By Ashok Shrimali* There is no end to misery of 45 tribals of a small Goa village, Sonshi, who were arrested in April this year for protesting against air and noise pollution which villagers say is caused by thousands of trucks running via the small road in the village.
Kept in judicial lockup for nine days in April, pressure began building when they refused to sign the bail bond and their school going children protested before the Police Station.
However, cases against the tribals have not yet been withdrawn, even though the High Court of Bombay at Goa and the Goa Child Rights Commission took up suo motu cognizance of the incident.
The matter is still pending, even as the authorities have admitted in their report to the court that there was serious violation of law and that pollution was at a much higher level than the permissible limit.
A police report to the Goa administration, a copy of which is with Counterview, admits that daily 800 to 900 trucks ply through this route covering about 4,000 trips, transporting iron ore of six mining companies.
It says, “About 60 to 70 families residing at the starting point of these mines at Sonshi village next of the road are facing immense dust and sound pollution because of iron ore transportation”, adding, one of the mining companies has proposed to “increase 117 more trucks to ply through the same route.” Seeking change of route for the truckers, the report says, there also exists a school in this area, with transportation carried out next to the school.

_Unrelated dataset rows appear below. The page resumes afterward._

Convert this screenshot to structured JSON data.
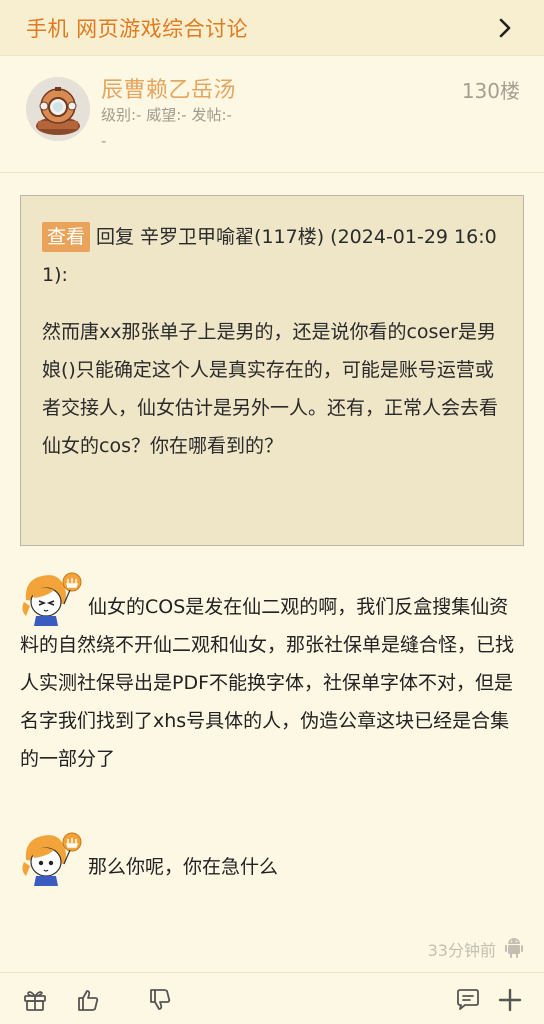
{
  "header": {
    "title": "手机 网页游戏综合讨论",
    "chevron_icon": "chevron-right-icon"
  },
  "user": {
    "name": "辰曹赖乙岳汤",
    "stats_line1": "级别:- 威望:- 发帖:-",
    "stats_line2": "-",
    "floor": "130楼",
    "avatar_icon": "diving-helmet-avatar"
  },
  "quote": {
    "tag": "查看",
    "header_text": "回复 辛罗卫甲喻翟(117楼) (2024-01-29 16:01):",
    "body": "然而唐xx那张单子上是男的，还是说你看的coser是男娘()只能确定这个人是真实存在的，可能是账号运营或者交接人，仙女估计是另外一人。还有，正常人会去看仙女的cos？你在哪看到的？"
  },
  "post": {
    "paragraph1": "仙女的COS是发在仙二观的啊，我们反盒搜集仙资料的自然绕不开仙二观和仙女，那张社保单是缝合怪，已找人实测社保导出是PDF不能换字体，社保单字体不对，但是名字我们找到了xhs号具体的人，伪造公章这块已经是合集的一部分了",
    "paragraph2": "那么你呢，你在急什么",
    "sticker_icon": "anime-girl-sticker"
  },
  "meta": {
    "time": "33分钟前",
    "device_icon": "android-icon"
  },
  "actions": {
    "gift_icon": "gift-icon",
    "like_icon": "thumbs-up-icon",
    "dislike_icon": "thumbs-down-icon",
    "reply_icon": "comment-icon",
    "more_icon": "plus-icon"
  },
  "colors": {
    "background": "#fdf8e4",
    "header_bg": "#f7efcf",
    "accent_orange": "#e07a1f",
    "username": "#e4a65f",
    "quote_bg": "#efe6c8",
    "tag_bg": "#e9a35a"
  }
}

Pointing out that here “about 20 to 25 trucks ply in a minute through this road, leading to dust pollution”, it warns of “fatalities due to vehicular accident.”
Ravindra Vellip of mines, minerals & People (mm&P), a civil rights organization, who has taken up the tribals’ cause, says, the mining was being carried out in violation of the Supreme Court Judgment in Writ Petition 435 of 2012, in which it directed the Goa State Pollution Control Board (GSPCB) to “strictly monitor the air and water pollution in the mining areas.” Following an Aam Aadmi Party (AAP) gherao on April 26, the GSPCB, he says, “woke up from its long sleep, issuing “show cause notice to the mining companies at Sonshi.” Yet, shockingly, he adds, “The GSPCB itself allowed mining companies to violate its own norms and conditions for more than five months.”
Vellip says, “The questions arises, why did Sonshi villagers arrested? Why charges were filed against them and why they were kept in judicial lockup for about 9 days?”, underlining, “It was GSPCB who failed to act. It was the GSPCB who violated the basic fundamental right of Sonshi villagers, their right to life, to fresh air and water, right to live.”
A mm&P statement, quoting villagers, estimates that about 1,200 trucks ply daily converting about 10,000 to 12,000 daily trips through the village road, which means, “considering the average quantity of 10 tonne per truck, the total quantity of ore transported daily from six mining leases is approximately 0.1 MT per day.”
Meanwhile, in a letter to the Goa governor, with copies forwarded to the chief minister, the state police chief and senior officials of the state environment department, including the GSPCB, the local villagers have complained have sought immediate stopping of “illegal mining”.